During the week marking the 48th anniversary of the bombing of Hiroshima and Nagasaki, 150 people attend a secret conference at Offutt Air Force Base in Nebraska to discuss plans to develop a new generation of nuclear weapons, including the so-called “mini-nukes” and “bunker busters,” that could be used against rogue states and terrorist organizations. The B-29 planes that dropped the atomic bombs on the two Japanese cities, Enola Gay and Bock’s Car, were both built at Offutt. Another topic to be discussed is whether the development of nuclear weapons would require a repeal of the 1992 “Spratt-Furse restriction,” which banned such weapons. Though the exact identities of the attendees are not known, unnamed sources tell the Guardian of London that the meeting is attended by scientists and administrators from the three main nuclear weapons laboratories, Los Alamos, Sandia and Livermore; senior officers from the air force and strategic command; weapons contractors; and civilian defense officials. No representatives from Congress, however, are at the meeting. According to the Guardian, “Requests by Congress to send observers were rejected, and an oversight committee which included academic nuclear experts was disbanded only a few weeks earlier.” One congressional weapons expert tells the London newspaper, “I was specifically told I couldn’t come.” [Guardian, 8/7/2003] According to the January meeting that had planned for this event (see January 10, 2003), other issues to be addressed include the possible recommencement of nuclear testing and how to convince the American public the new nuclear weapons are necessary.

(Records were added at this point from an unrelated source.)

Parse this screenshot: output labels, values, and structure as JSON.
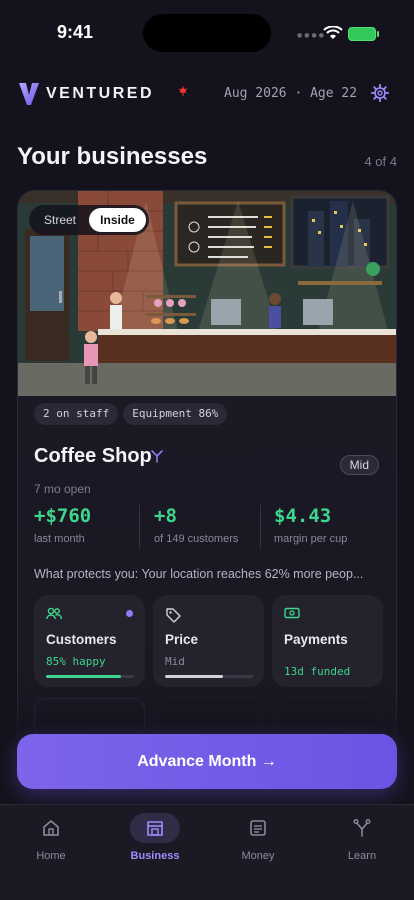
{
  "status": {
    "time": "9:41"
  },
  "header": {
    "brand": "VENTURED",
    "date_age": "Aug 2026 · Age 22"
  },
  "section": {
    "title": "Your businesses",
    "pager": "4 of 4"
  },
  "scene_toggle": {
    "options": [
      "Street",
      "Inside"
    ],
    "selected": "Inside"
  },
  "chips": [
    "2 on staff",
    "Equipment 86%"
  ],
  "business": {
    "name": "Coffee Shop",
    "tier": "Mid",
    "open_time": "7 mo open",
    "stats": [
      {
        "value": "+$760",
        "label": "last month"
      },
      {
        "value": "+8",
        "label": "of 149 customers"
      },
      {
        "value": "$4.43",
        "label": "margin per cup"
      }
    ],
    "protects": "What protects you: Your location reaches 62% more peop..."
  },
  "metrics": [
    {
      "title": "Customers",
      "sub": "85% happy",
      "progress": 0.85,
      "icon": "people-icon",
      "color": "#3dd68c",
      "alert": true
    },
    {
      "title": "Price",
      "sub": "Mid",
      "progress": 0.66,
      "icon": "tag-icon",
      "color": "#d2d0db",
      "alert": false
    },
    {
      "title": "Payments",
      "sub": "13d funded",
      "icon": "cash-icon",
      "color": "#3dd68c",
      "alert": false
    }
  ],
  "actions": {
    "advance": "Advance Month →"
  },
  "tabs": [
    {
      "label": "Home",
      "icon": "home-icon",
      "active": false
    },
    {
      "label": "Business",
      "icon": "store-icon",
      "active": true
    },
    {
      "label": "Money",
      "icon": "ledger-icon",
      "active": false
    },
    {
      "label": "Learn",
      "icon": "branch-icon",
      "active": false
    }
  ],
  "colors": {
    "accent": "#7d64ea",
    "positive": "#3dd68c",
    "background": "#14121c"
  }
}
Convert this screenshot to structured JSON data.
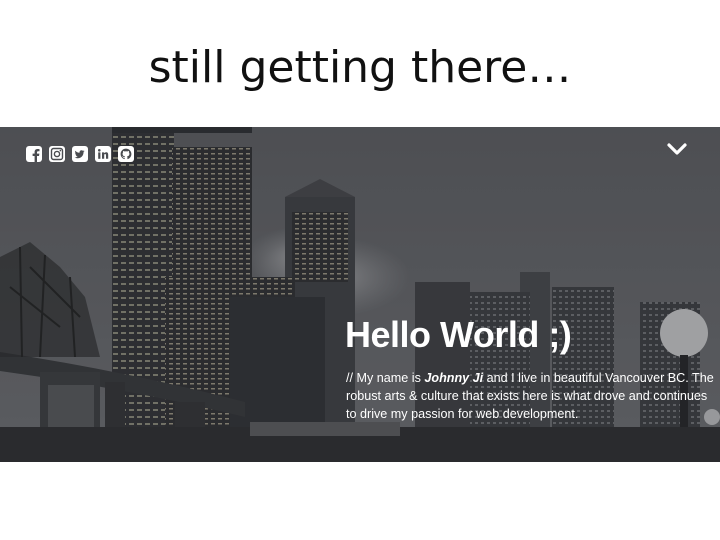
{
  "slide": {
    "title": "still getting there…"
  },
  "site": {
    "social_icons": [
      "facebook-icon",
      "instagram-icon",
      "twitter-icon",
      "linkedin-icon",
      "github-icon"
    ],
    "menu_icon": "chevron-down-icon",
    "hero": {
      "heading": "Hello World ;)",
      "intro_prefix": "// My name is ",
      "name": "Johnny Ji",
      "intro_suffix": " and I live in beautiful Vancouver BC. The robust arts & culture that exists here is what drove and continues to drive my passion for web development."
    }
  },
  "colors": {
    "text": "#ffffff",
    "photo_base": "#4a4c50"
  }
}
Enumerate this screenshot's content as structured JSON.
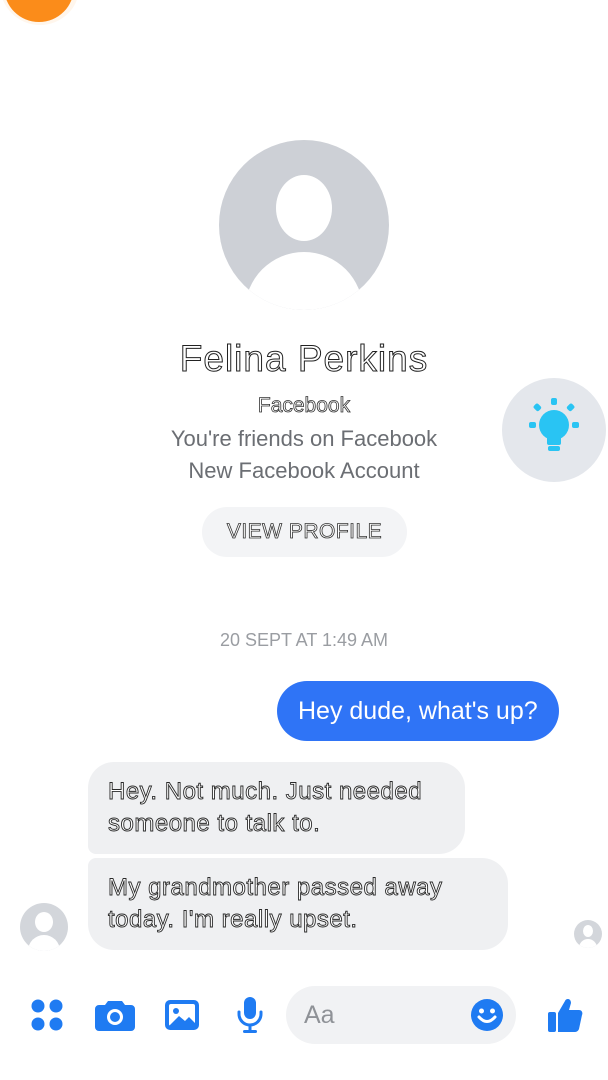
{
  "contact": {
    "name": "Felina Perkins",
    "source": "Facebook",
    "friendship": "You're friends on Facebook",
    "account_note": "New Facebook Account",
    "view_profile_label": "VIEW PROFILE"
  },
  "conversation": {
    "timestamp": "20 SEPT AT 1:49 AM",
    "messages": [
      {
        "direction": "outgoing",
        "text": "Hey dude, what's up?"
      },
      {
        "direction": "incoming",
        "text": "Hey. Not much. Just needed someone to talk to."
      },
      {
        "direction": "incoming",
        "text": "My grandmother passed away today. I'm really upset."
      }
    ]
  },
  "composer": {
    "placeholder": "Aa",
    "icons": [
      "apps-icon",
      "camera-icon",
      "gallery-icon",
      "microphone-icon",
      "emoji-icon",
      "thumbs-up-icon"
    ]
  },
  "floating": {
    "icon": "lightbulb-icon"
  },
  "colors": {
    "accent": "#2f74f6",
    "incoming_bubble": "#eff0f2",
    "avatar_placeholder": "#cdd0d6",
    "bulb": "#29c4f3",
    "corner_badge": "#fb8c1a"
  }
}
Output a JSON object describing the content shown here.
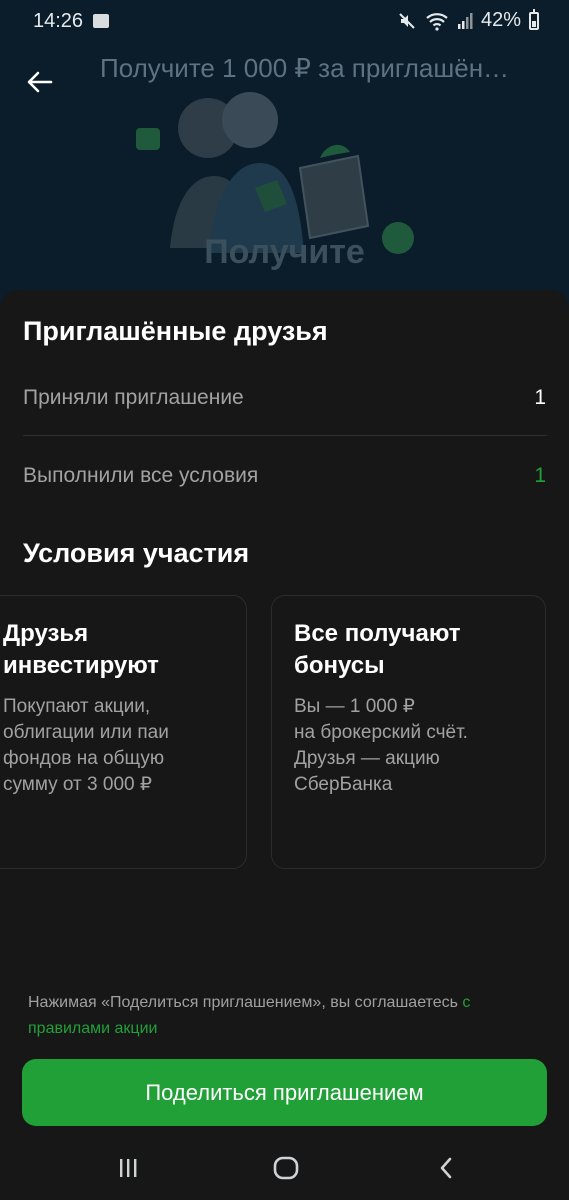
{
  "status_bar": {
    "time": "14:26",
    "battery": "42%",
    "battery_level": 0.42
  },
  "header": {
    "title": "Получите 1 000 ₽ за приглашён…",
    "promo_title": "Получите"
  },
  "invited": {
    "title": "Приглашённые друзья",
    "rows": [
      {
        "label": "Приняли приглашение",
        "value": "1"
      },
      {
        "label": "Выполнили все условия",
        "value": "1"
      }
    ]
  },
  "conditions": {
    "title": "Условия участия",
    "cards": [
      {
        "title": "Друзья\nинвестируют",
        "text": "Покупают акции,\nоблигации или паи\nфондов на общую\nсумму от 3 000 ₽"
      },
      {
        "title": "Все получают\nбонусы",
        "text": "Вы — 1 000 ₽\nна брокерский счёт.\nДрузья — акцию\nСберБанка"
      }
    ]
  },
  "consent": {
    "text": "Нажимая «Поделиться приглашением», вы соглашаетесь ",
    "link": "с правилами акции"
  },
  "share_button": "Поделиться приглашением",
  "colors": {
    "accent": "#21a038",
    "sheet": "#171717",
    "background": "#0b1d2a"
  }
}
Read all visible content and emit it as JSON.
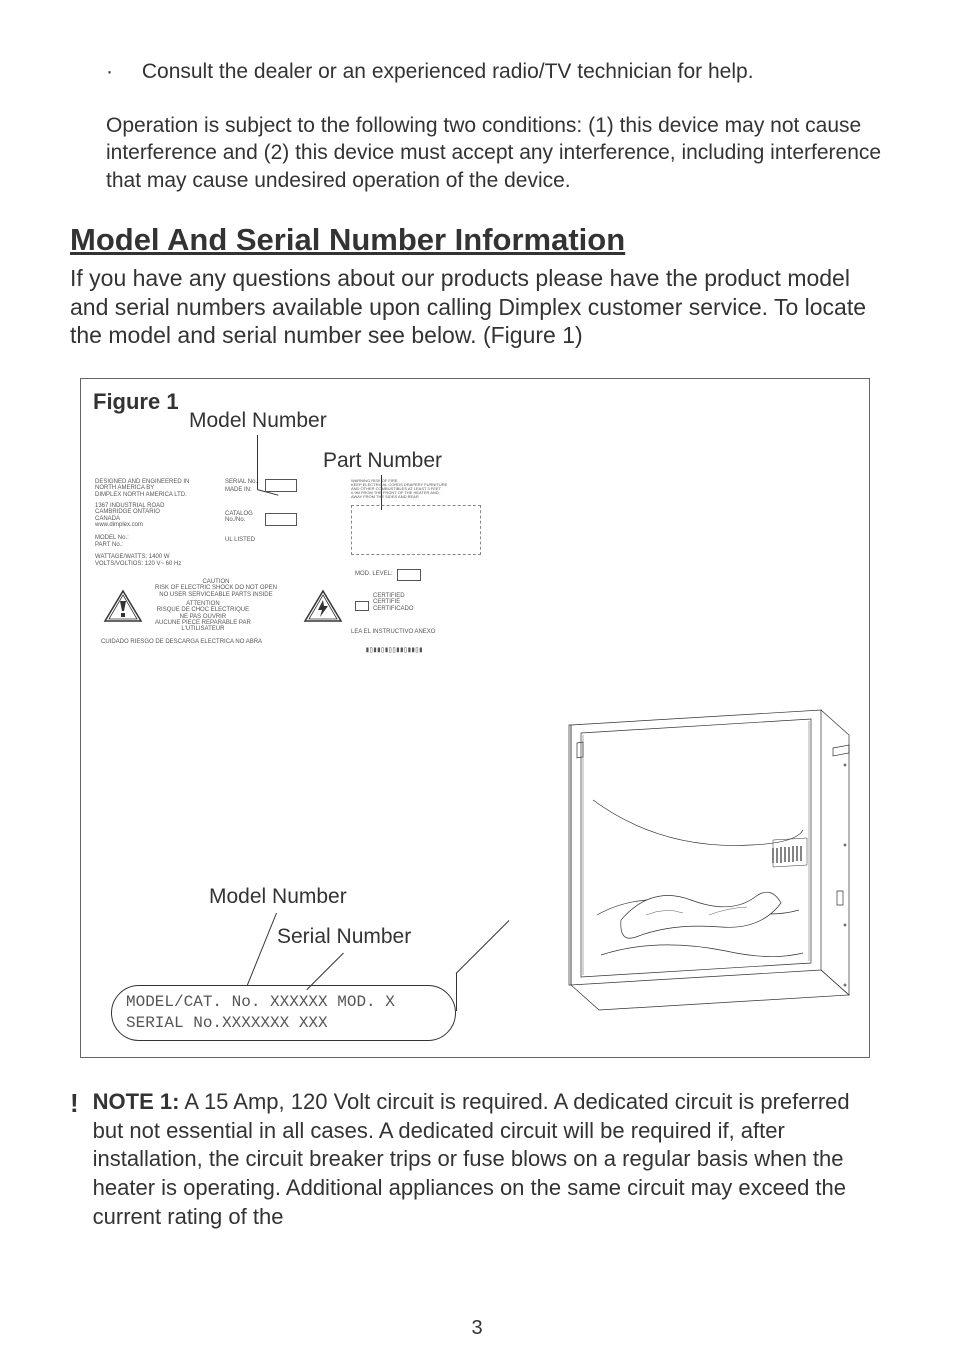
{
  "bullet": {
    "dot": "·",
    "text": "Consult the dealer or an experienced radio/TV technician for help."
  },
  "operation_para": "Operation is subject to the following two conditions: (1) this device may not cause interference and (2) this device must accept any interference, including interference that may cause undesired operation of the device.",
  "section_title": "Model And Serial Number Information",
  "section_para": "If you have any questions about our products please have the product model and serial numbers available upon calling Dimplex customer service. To locate the model and serial number see below. (Figure 1)",
  "figure": {
    "label": "Figure 1",
    "model_number_top": "Model Number",
    "part_number": "Part Number",
    "model_number_bottom": "Model Number",
    "serial_number": "Serial Number",
    "serial_label_line1": "MODEL/CAT. No. XXXXXX MOD. X",
    "serial_label_line2": "SERIAL No.XXXXXXX XXX",
    "plate": {
      "top_left_1": "DESIGNED AND ENGINEERED IN",
      "top_left_2": "NORTH AMERICA BY",
      "top_left_3": "DIMPLEX NORTH AMERICA LTD.",
      "addr_1": "1367 INDUSTRIAL ROAD",
      "addr_2": "CAMBRIDGE ONTARIO",
      "addr_3": "CANADA",
      "addr_4": "www.dimplex.com",
      "model_no": "MODEL No.:",
      "part_no": "PART No.:",
      "serial_no": "SERIAL No.:",
      "made_in": "MADE IN:",
      "wattage": "WATTAGE/WATTS: 1400 W",
      "voltage": "VOLTS/VOLTIOS: 120 V~ 60 Hz",
      "cat_no": "CATALOG\nNo./No.",
      "caution_en": "CAUTION\nRISK OF ELECTRIC SHOCK DO NOT OPEN\nNO USER SERVICEABLE PARTS INSIDE",
      "attention": "ATTENTION\nRISQUE DE CHOC ELECTRIQUE\nNE PAS OUVRIR\nAUCUNE PIECE REPARABLE PAR\nL'UTILISATEUR",
      "cuidado": "CUIDADO RIESGO DE DESCARGA ELECTRICA NO ABRA",
      "mod_level": "MOD. LEVEL:",
      "cert_1": "CERTIFIED",
      "cert_2": "CERTIFIE",
      "cert_3": "CERTIFICADO",
      "listed": "LISTED",
      "lea": "LEA EL INSTRUCTIVO ANEXO",
      "ul_label": "UL LISTED"
    }
  },
  "note": {
    "bang": "!",
    "label": "NOTE 1:",
    "text": "  A 15 Amp, 120 Volt circuit is required.  A dedicated circuit is preferred but not essential in all cases.  A dedicated circuit will be required if, after installation, the circuit breaker trips or fuse blows on a regular basis when the heater is operating.  Additional appliances on the same circuit may exceed the current rating of the"
  },
  "page_number": "3"
}
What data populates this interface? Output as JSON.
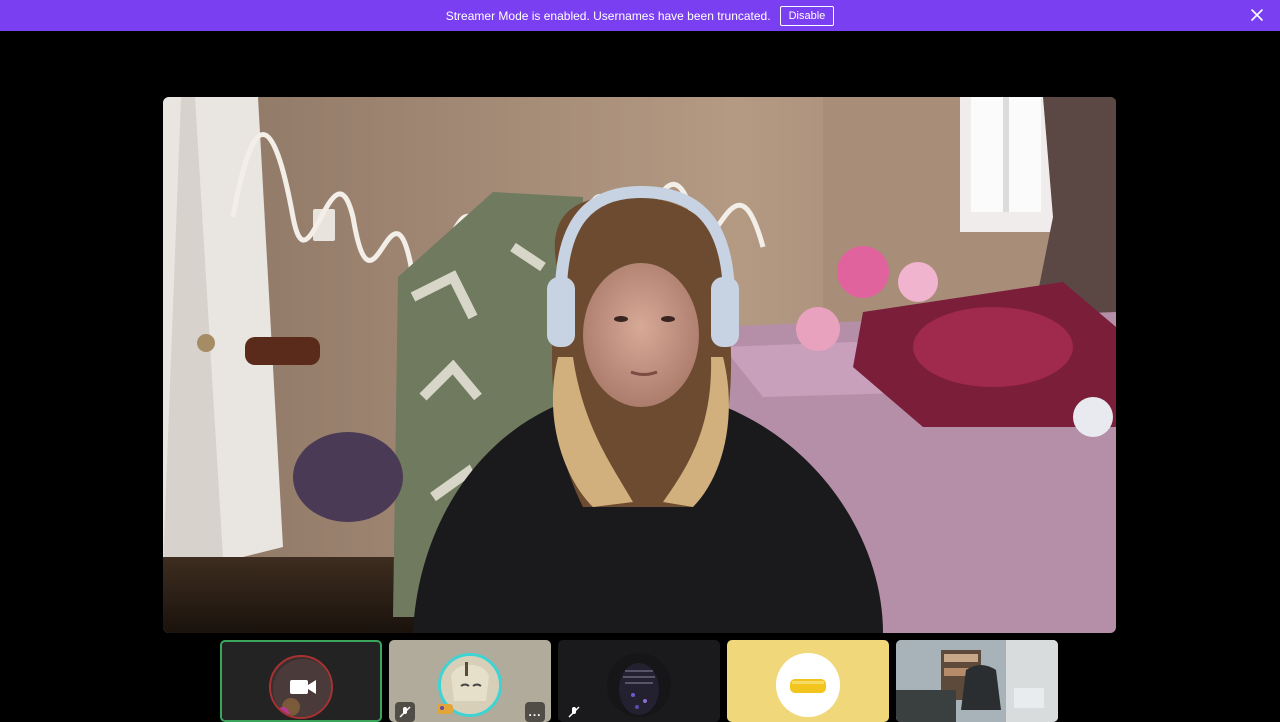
{
  "banner": {
    "message": "Streamer Mode is enabled. Usernames have been truncated.",
    "disable_label": "Disable",
    "background": "#7b3ff2"
  },
  "main_video": {
    "description_icon": "webcam-stream"
  },
  "participants": [
    {
      "slot": 1,
      "state": "camera-off",
      "icon": "video-camera-icon",
      "speaking": true,
      "ring_color": "#3ba55c"
    },
    {
      "slot": 2,
      "state": "avatar",
      "muted": true,
      "has_more_menu": true
    },
    {
      "slot": 3,
      "state": "avatar",
      "muted": true
    },
    {
      "slot": 4,
      "state": "avatar",
      "tile_color": "#f0d87a"
    },
    {
      "slot": 5,
      "state": "video"
    }
  ],
  "more_label": "..."
}
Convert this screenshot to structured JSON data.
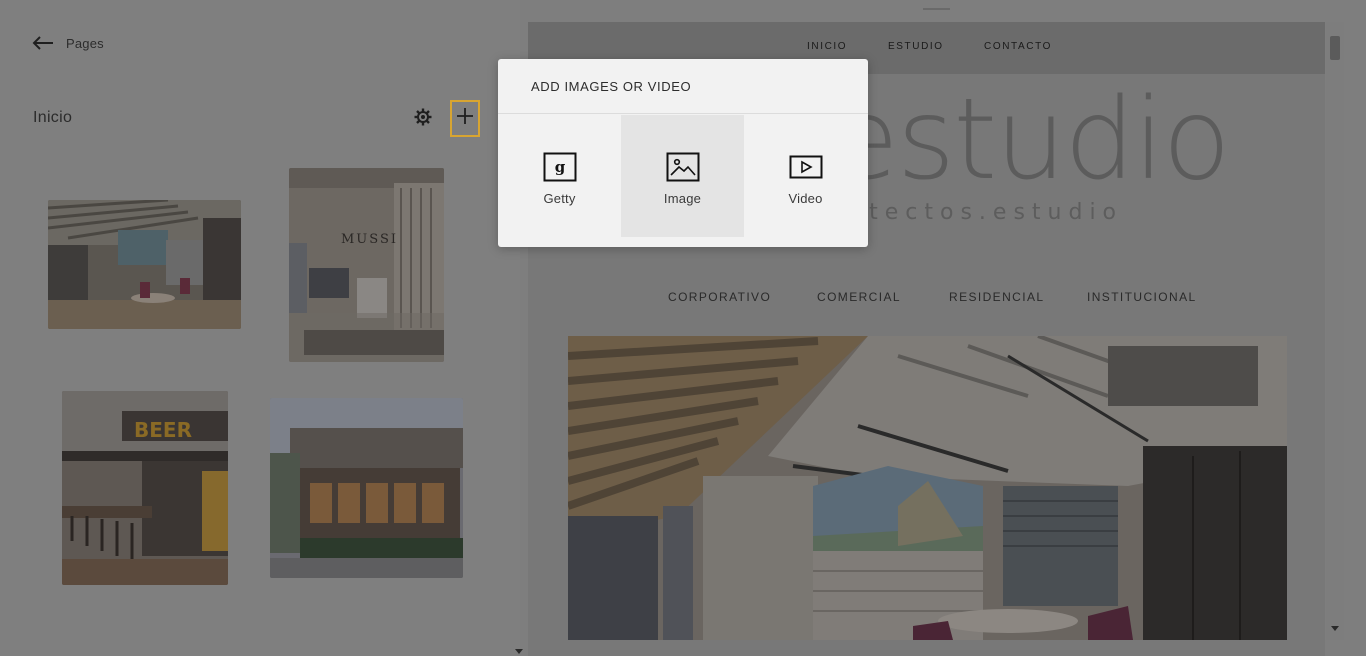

Entity Tags: US Congress

Timeline Tags: US Military

Retired AT&T technician Mark Klein (see December 15-31, 2005 and July 7, 2009), working with a civil liberties group about his knowledge of governmental illegality in eavesdropping on Americans’ telephone and Internet communications (see Early January 2006), gives an interview for CBS’s flagship news program 60 Minutes. The interview is conducted by Steve Kroft. Klein later describes the interview as “good [and] solid,” and says it should make for a “blockbuster news story.” Klein has agreed to give CBS an “exclusive,” so he gives no interviews for the next four months while CBS fails to run the story. “I was silent during the entire 2006 election period,” Klein will write. Klein’s lead attorney, civil rights lawyer Jim Brosnahan, is astonished at CBS’s failure to run the segment, telling Klein the network has “no good reason” for not broadcasting it. CBS will never air the segment featuring Klein. Klein will later write, “It seems obvious to me that someone higher up at CBS had killed the story for political reasons, but could not tell us that, so they put us off without explanation.” Klein will later grant interviews to ABC and PBS; those interviews will be aired. [Klein, 2009, pp. 62-63]

Entity Tags: Public Broadcasting System, ABC News, AT&T, CBS News, Steve Kroft, James Brosnahan, Mark Klein

Timeline Tags: Civil Liberties

Ordering 

Time period


Email Updates

Receive weekly email updates summarizing what contributors have added to the History Commons database

 
Donate

Developing and maintaining this site is very labor intensive. If you find it useful, please give us a hand and donate what you can.
Donate Now

Volunteer

If you would like to help us with this effort, please contact us. We need help with programming (Java, JDO, mysql, and xml), design, networking, and publicity. If you want to contribute information to this site, click the register link at the top of the page, and start contributing.
Contact Us

Creative Commons License Except where otherwise noted, the textual content of each timeline is licensed under a Creative Commons Attribution-NonCommercial-ShareAlike